In the 20 years since Marvel's Transformers #80, Megatron has been systematically laying waste to the Earth to provoke a final confrontation with Optimus Prime. Now, in ReGeneration One #85, he gets his wish. Simon Furman writes "Loose Ends (Part 5)", Andrew Wildman pencils, and Stephen Baskerville inks, John-Paul Bove on colors, and lettering by Chris Mowry.
As we open the issue, a final act of cruelty pushes Optimus Prime over the edge as he attacks Megatron. As their battle continues Megatron explains his motivation for this battle with Prime, and how he has set every nuclear missile on Earth to launch no matter the outcome of the battle: he wants to have a definitive battle with Prime, but they are halves of a whole who need one another, so it's time for this to end. Elsewhere, Circuit Smasher and the Wreckers are storming the Ark to make sure the launch doesn't happen while Hot Rod continues to deal with the crisis on Cybertron. And as the other Autobots fight the zombie Decepticons, scraplet-wracked Kup grasps the full implication of Starscream's message...
This issue wraps up the main conflict of the first ReGen One story arc, but other longterm concerns remain. The focus of the issue is on the final confrontation between Optimus Prime and Megatron, and with nearly thirty years of battles between Optimuses and Megatrons it's sort of hard to be excited by that anymore, even though in the Marvel continuity it's never quite happened before. And because it's the meat of the book, some of the more interesting questions raised last issue get answered almost too quickly and cleanly, even if that answer is a very good and completely sensible one. (It's almost so obvious I'm kicking myself for not thinking of it before, in fact.) What is really nice, is to once again see an Optimus Prime with a conscience,
and not just one that simply won't allow him to endanger hostages. Furman's Prime who struggles with himself and has lines he doesn't wish to cross is still one that resonates with me more than the wise elder Optimus Prime has become in modern TF stories.
While it's also nice to see an outcome other

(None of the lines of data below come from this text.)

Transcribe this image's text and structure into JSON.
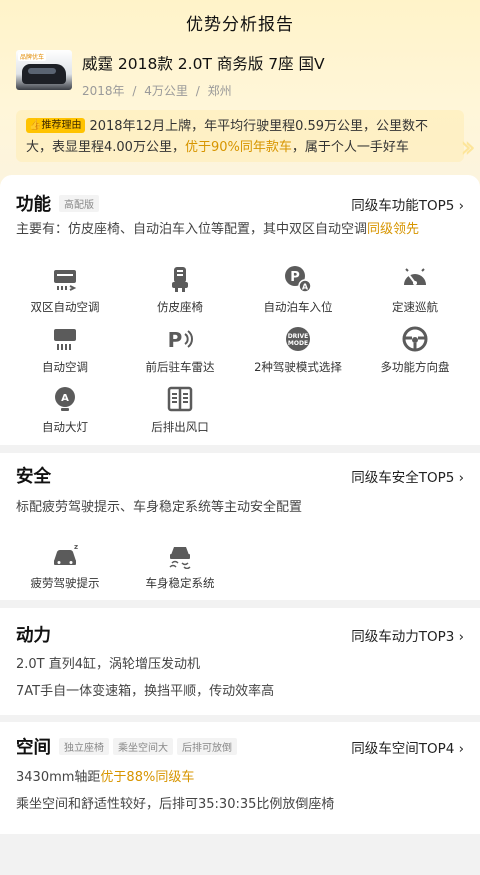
{
  "page_title": "优势分析报告",
  "car": {
    "thumb_brand": "品牌优车",
    "name": "威霆 2018款 2.0T 商务版 7座 国V",
    "year": "2018年",
    "mileage": "4万公里",
    "city": "郑州",
    "sep": "/"
  },
  "reason": {
    "badge": "推荐理由",
    "text_before": "2018年12月上牌，年平均行驶里程0.59万公里，公里数不大，表显里程4.00万公里，",
    "highlight": "优于90%同年款车",
    "text_after": "，属于个人一手好车"
  },
  "sections": {
    "function": {
      "title": "功能",
      "tag": "高配版",
      "top_link": "同级车功能TOP5 ›",
      "desc_before": "主要有：仿皮座椅、自动泊车入位等配置，其中双区自动空调",
      "desc_highlight": "同级领先",
      "features": [
        {
          "label": "双区自动空调",
          "icon": "dual-zone-ac-icon"
        },
        {
          "label": "仿皮座椅",
          "icon": "leather-seat-icon"
        },
        {
          "label": "自动泊车入位",
          "icon": "auto-parking-icon"
        },
        {
          "label": "定速巡航",
          "icon": "cruise-control-icon"
        },
        {
          "label": "自动空调",
          "icon": "auto-ac-icon"
        },
        {
          "label": "前后驻车雷达",
          "icon": "parking-radar-icon"
        },
        {
          "label": "2种驾驶模式选择",
          "icon": "drive-mode-icon"
        },
        {
          "label": "多功能方向盘",
          "icon": "steering-wheel-icon"
        },
        {
          "label": "自动大灯",
          "icon": "auto-headlight-icon"
        },
        {
          "label": "后排出风口",
          "icon": "rear-vent-icon"
        }
      ],
      "drive_mode_text": "DRIVE MODE",
      "parking_letter": "P",
      "auto_letter": "A"
    },
    "safety": {
      "title": "安全",
      "top_link": "同级车安全TOP5 ›",
      "desc": "标配疲劳驾驶提示、车身稳定系统等主动安全配置",
      "features": [
        {
          "label": "疲劳驾驶提示",
          "icon": "fatigue-warning-icon"
        },
        {
          "label": "车身稳定系统",
          "icon": "stability-control-icon"
        }
      ]
    },
    "power": {
      "title": "动力",
      "top_link": "同级车动力TOP3 ›",
      "line1": "2.0T 直列4缸，涡轮增压发动机",
      "line2": "7AT手自一体变速箱，换挡平顺，传动效率高"
    },
    "space": {
      "title": "空间",
      "tags": [
        "独立座椅",
        "乘坐空间大",
        "后排可放倒"
      ],
      "top_link": "同级车空间TOP4 ›",
      "line1_before": "3430mm轴距",
      "line1_highlight": "优于88%同级车",
      "line2": "乘坐空间和舒适性较好，后排可35:30:35比例放倒座椅"
    }
  },
  "colors": {
    "accent": "#ffc300",
    "highlight": "#d79500",
    "icon_gray": "#5b5b5b"
  }
}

than the most typical one for an Optimus v. Megatron battle, I find myself wanting to know more about the things happening at the periphery: what happens to Earth and Spike now? What is Soundwave's ultimate goal? The last few pages raise some interesting questions for the future and reintroduce a character who, if handled in the way he was in his last appearance, could be a very interesting addition to the book. With all of this looming in the future, the battle between Prime and Megatron feels almost anticlimactic, but also very necessary. This is essentially Furman clearing the deck, taking care of the "old business" of the age-old conflict between the two classic leaders, and planting the seeds for the rest of the book. Furman also hints at his theme of equilibrium between the forces of good and evil that he once started to address on the very last
page of Generation 2 #12. I imagine that's a story - if not the
story - that he's been itching to tell for a long time now.
There's not much more to be said about Furman this issue. Wildman and Baskerville do some great work here - battle layouts are clean and followable and there are some lovely panels that help to enhance key points of the story. Likewise, John-Paul Bove's colors hit exactly the right mood for one of those selfsame points, and on this one page the art, writing, and color come together and make their point perfectly. A few pages later there's a minor issue derived from how optics are drawn and colored in the book. It's not major, and it doesn't hamper the drama noticeably. But it is just a little odd to my, er, eye.
Also, my compliments to Wildman and Baskerville for their cover art, because this is the first issue where I feel they had the strongest cover of the three. Guido Guidi's is solid but spoilery, and again he seems like he's closer to the Marvel G1 style than anybody at this point. Geoff Senior's cover is one of those occasional pieces where the blocky Transformer anatomy he specializes in doesn't flow as well as it might for me. Also on the coloring side I'd like to see Ultra Magnus' blue be a bit bluer so he stood out from the Zombicons a bit more. But really, unless you're a hardcore Senior or Guidi fan, the standard cover is a fine choice.
If you were hoping for a story that wrapped up every outstanding plot point (as I was in all honesty), you might be a little disappointed by ReGeneration One #85 at first. But it does conclude the major conflicts of the Earth story arc (as well as the conflict between Megatron and Optimus Prime) and give you a slightly better look at where the book may be headed, and why. And I like what I see of that direction.